The Art, Drama, and Sophistication of MonaRonaDona | TrendLabs | Malware Blog - by Trend Micro
March 6th, 2008 by Jovi Umawing
MonaRonaDona may be far from the thought of a wild combination of popular women paintings than initially thought, but this nifty little malware has been making headlines in security Web sites for the last couple of days, bringing to light the latest “artistic” persuasion only a social engineer scammer will attempt to pull off.
Unconfirmed reports of initial infection happens when users click on a certain ad banner for Registry Clean Fix, a possible rogue program, to initiate stealth download of MonaRonaDona onto a system. The malware remains inactive (and impervious to detection) until users restart their systems. Mona then displays the following message upon startup, aiming to introduce itself to the user and at the same time pique his/her interest:
Through the years, it has become natural for computer-savvy users to start looking for solutions or a cure for malware once they get their systems inadvertently infected over the Web. Thus, this natural human response becomes an opportunity for social engineers to exploit. Researchers have found out that keying in “MonaRonaDona” in a search engine (i.e.
Yahoo!, Google) would result to a list of Web sites pointing to several references and discussions about a cure for the MonaRonaDona strain. The sites include YouTube video sites and Web forums. Not that Mona is quite popular at that side of cyberspace, but further investigation reveals that these sites were also the doing of the malware writers. Below is a screenshot of one of the sites that bear the MonaRonaDona cleaning solution article:
The article mentioned an antivirus software known as the Unigray Antivirus, which claims to scan and detect 679,871 threats, including the MonaRonaDona strain. Though detecting and cleaning the said strain was true, investigation results disputed the fact that Unigray can also (supposedly) detect and clean the remaining 679,870. Furthermore, the Web site where Unigray was housed had only been up in the Web for a couple of weeks, which would probably make anyone think twice before actually purchasing the product.

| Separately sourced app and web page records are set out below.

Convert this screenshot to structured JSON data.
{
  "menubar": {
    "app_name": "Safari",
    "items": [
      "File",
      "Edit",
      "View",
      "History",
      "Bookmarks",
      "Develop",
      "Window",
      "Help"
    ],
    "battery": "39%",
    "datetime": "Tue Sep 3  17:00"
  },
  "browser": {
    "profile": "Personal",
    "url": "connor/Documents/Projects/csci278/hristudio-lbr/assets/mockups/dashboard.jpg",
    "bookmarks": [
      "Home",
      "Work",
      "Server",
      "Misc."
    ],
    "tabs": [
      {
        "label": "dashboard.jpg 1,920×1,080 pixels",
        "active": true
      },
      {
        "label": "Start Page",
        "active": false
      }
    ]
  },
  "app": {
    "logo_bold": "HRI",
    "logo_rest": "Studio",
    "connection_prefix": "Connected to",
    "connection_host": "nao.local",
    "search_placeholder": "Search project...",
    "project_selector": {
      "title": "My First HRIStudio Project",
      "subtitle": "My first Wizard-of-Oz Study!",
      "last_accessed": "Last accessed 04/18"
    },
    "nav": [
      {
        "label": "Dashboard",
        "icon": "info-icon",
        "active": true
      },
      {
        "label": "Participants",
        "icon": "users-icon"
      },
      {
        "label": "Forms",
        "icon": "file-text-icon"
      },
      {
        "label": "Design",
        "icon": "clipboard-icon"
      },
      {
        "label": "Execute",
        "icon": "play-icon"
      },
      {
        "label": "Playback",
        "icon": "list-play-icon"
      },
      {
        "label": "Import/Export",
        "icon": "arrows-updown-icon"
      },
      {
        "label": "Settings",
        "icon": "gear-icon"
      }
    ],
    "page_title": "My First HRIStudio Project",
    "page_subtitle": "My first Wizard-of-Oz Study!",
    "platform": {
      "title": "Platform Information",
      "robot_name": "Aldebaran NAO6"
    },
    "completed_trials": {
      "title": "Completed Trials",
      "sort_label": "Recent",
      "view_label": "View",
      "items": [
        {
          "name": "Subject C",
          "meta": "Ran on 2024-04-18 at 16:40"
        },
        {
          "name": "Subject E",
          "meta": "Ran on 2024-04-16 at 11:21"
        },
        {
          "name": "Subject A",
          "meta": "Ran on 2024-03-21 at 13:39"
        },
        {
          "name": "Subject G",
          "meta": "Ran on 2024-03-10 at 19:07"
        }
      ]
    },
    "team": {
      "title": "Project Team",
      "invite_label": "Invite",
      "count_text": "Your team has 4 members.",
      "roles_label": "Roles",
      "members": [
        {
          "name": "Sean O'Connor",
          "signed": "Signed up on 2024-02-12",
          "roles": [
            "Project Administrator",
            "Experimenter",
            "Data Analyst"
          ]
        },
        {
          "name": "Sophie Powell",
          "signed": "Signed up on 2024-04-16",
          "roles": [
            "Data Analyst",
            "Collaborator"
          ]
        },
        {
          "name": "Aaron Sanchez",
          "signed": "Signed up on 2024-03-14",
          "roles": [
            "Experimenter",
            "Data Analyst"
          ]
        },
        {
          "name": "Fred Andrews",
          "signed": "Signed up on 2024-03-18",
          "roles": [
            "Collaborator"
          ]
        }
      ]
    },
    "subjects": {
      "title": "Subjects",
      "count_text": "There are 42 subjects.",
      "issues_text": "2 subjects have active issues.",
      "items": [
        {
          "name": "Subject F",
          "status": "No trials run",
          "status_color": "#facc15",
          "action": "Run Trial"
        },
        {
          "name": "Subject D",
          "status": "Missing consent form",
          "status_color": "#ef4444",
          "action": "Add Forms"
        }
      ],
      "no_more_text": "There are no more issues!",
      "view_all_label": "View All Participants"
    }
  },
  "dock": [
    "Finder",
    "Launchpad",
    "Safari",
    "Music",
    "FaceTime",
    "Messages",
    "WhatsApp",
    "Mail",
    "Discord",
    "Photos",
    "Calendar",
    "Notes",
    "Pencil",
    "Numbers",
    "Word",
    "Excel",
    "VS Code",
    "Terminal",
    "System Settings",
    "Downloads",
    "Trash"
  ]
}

One can assume that most likely, the people behind MonaRonaDona were also the same people who developed Unigray.
Trend Micro detects MonaRonaDona as TROJ_MONAGRAY.A. The following component files are also detected:
- RegistryCleaner2008.txt (1,990,711 bytes) - detected as ADW_REGCLEAN.A (TMASY detection is Adware_RegClean)
- unigray_antivirus.txt (1,377,566 bytes) - detected as ADW_UNIGRAY.A (TMASY detection is Adware_Unigray)
- Unigray Antivirus.txt (6,721,536 bytes) - detected as ADW_UNIGRAY.A (TMASY detection is Adware_Unigray)
- SRVSPOOL.txt (2,170,880 bytes) - detected as TROJ_MONAGRAY.A
One can not help but feel a little impressed as to how much social engineering has “come of age.” The people behind such acts are nevertheless putting more thought and effort into their new schemes than usual, attempting to make something out of the smallest opportunities for profit. Social engineering is really no small business, as users are still found to fall prey to its lures.
Trend Micro advises users to refrain from clicking ad banners, which might lead to unexpected download of malicious files on a system or redirection to a malicious Web site. Trend Micro also implores users to be more wary of new social engineering techniques being practiced in the wild. Lastly, keep pattern and scan files updated.
Source: The Art, Drama, and Sophistication of MonaRonaDona | TrendLabs | Malware Blog - by Trend Micro
Filed under: Security and Anti-Virus, Internet Hacks, Cybercrime